Dispersion < Dipole-dipole < H-bonding < Ion-dipole

10

Surface tension

Energy required to increase the surface area of a liquid by a unit amount

Molecules on surface are strongly attracted by interior molecules

Higher surface tension = greater intermolecular forces

Temperature increases --> surface tension decreases

11

Viscosity

Liquid's resistance to flow

Higher viscosity = stronger intermolecular forces

More spherical molecules = less viscous
(Chains are more viscous)

Temperature increases --> viscosity decreases

12

Capillary action

The ability of a liquid to flow ("climb" up a thin tube against influence of gravity

Depends on two forces:
Cohesion
Adhesion

The stronger the cohesion (intermolecular forces), the smaller the capillary action

13

Cohesive forces

Forces that hold liquid molecules together

14

Adhesive forces

Forces that attract the outer liquid molecules to tube's surface

15

Vaporization

AKA evaporation

Escape of molecules from liquid to gas phase - endothermic

Kinetic energies vary within liquid body

Molecules on surface have higher kinetic energies and more easily overcome intermolecular forces

Affected by:
Temperature
Surface area
Intermolecular forces (volatility)

16

Condensation

Molecules transition from gas to liquid phase - exothermic

Some molecules lose energy through collisions and liquid [re]captures them

17

Dynamic equilibrium

Occurs when two opposite processes reach the same rate so that there is no net gain or loss of material

Rate of evaporation = constant
Rate of condensation = increases until met with rate of evap

18

Vapor pressure

Pressure exerted by a vapor when it is in dynamic equilibrium with its liquid

Quantity & surface area = negligible

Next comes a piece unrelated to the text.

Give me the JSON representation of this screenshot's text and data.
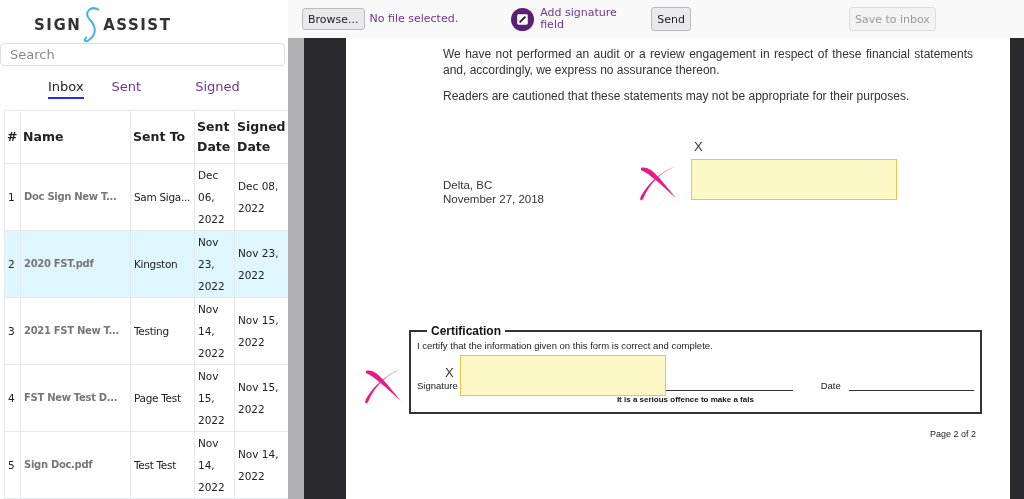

Vapor pressure increases with temperature and with decreasing strength of intermolecular forces

19

Heat (enthalpy of vaporation)

ΔHvap = -ΔHcondensation

The amount of heat energy required to vaporize one mole of a liquid

kJ/mol

Somewhat temperature dependent

20

Boiling point

Temperature at which vapor pressure of liquid is = to external pressure above liquid

21

Normal boiling point

Temperature at which the vapor pressure of a liquid equals 1 atm

22

The Clausius-Clapeyron Equation

ln P2/P1 = (-ΔHvap/R) (1/T2-T1)

R = 8.314 J/mol K

T = in Kelvin

23

Supercritical fluid

Properties are intermediate between a liquid and gas

Occurs at critical temperature and pressure

24

Sublimation

Phase transition solid to gas - endothermic

25

Deposition

Phase transition from gas to solid - exothermic

26

Fusion

AKA melting

Phase transition from solid to liquid - endothermic

27

Freezing

Phase transition from liquid to solid - exothermic

28

Heat (enthalpy) of fusion

ΔHfus = -ΔHcrystallization

Somewhat temperature dependent

The amount of heat energy required to melt one mole of a solid (kJ/mol)

29

Uniqueness of water

Liquid at room temperature (despite low molar mass)
(Because of strong hydrogen bonds)

Excellent solvent for polar & ionic compounds

Very high specific heat capacity

Expands when it freezes (unusual)
(Solid less dense than liquid -- also unusual)

30

Equation for heat involved in completion of a phase change

q = nΔHtransition

heat = # of mols * heat of [transition]

31

Equation for heat involved in temperature change 

q = (m) (Cs) (ΔT)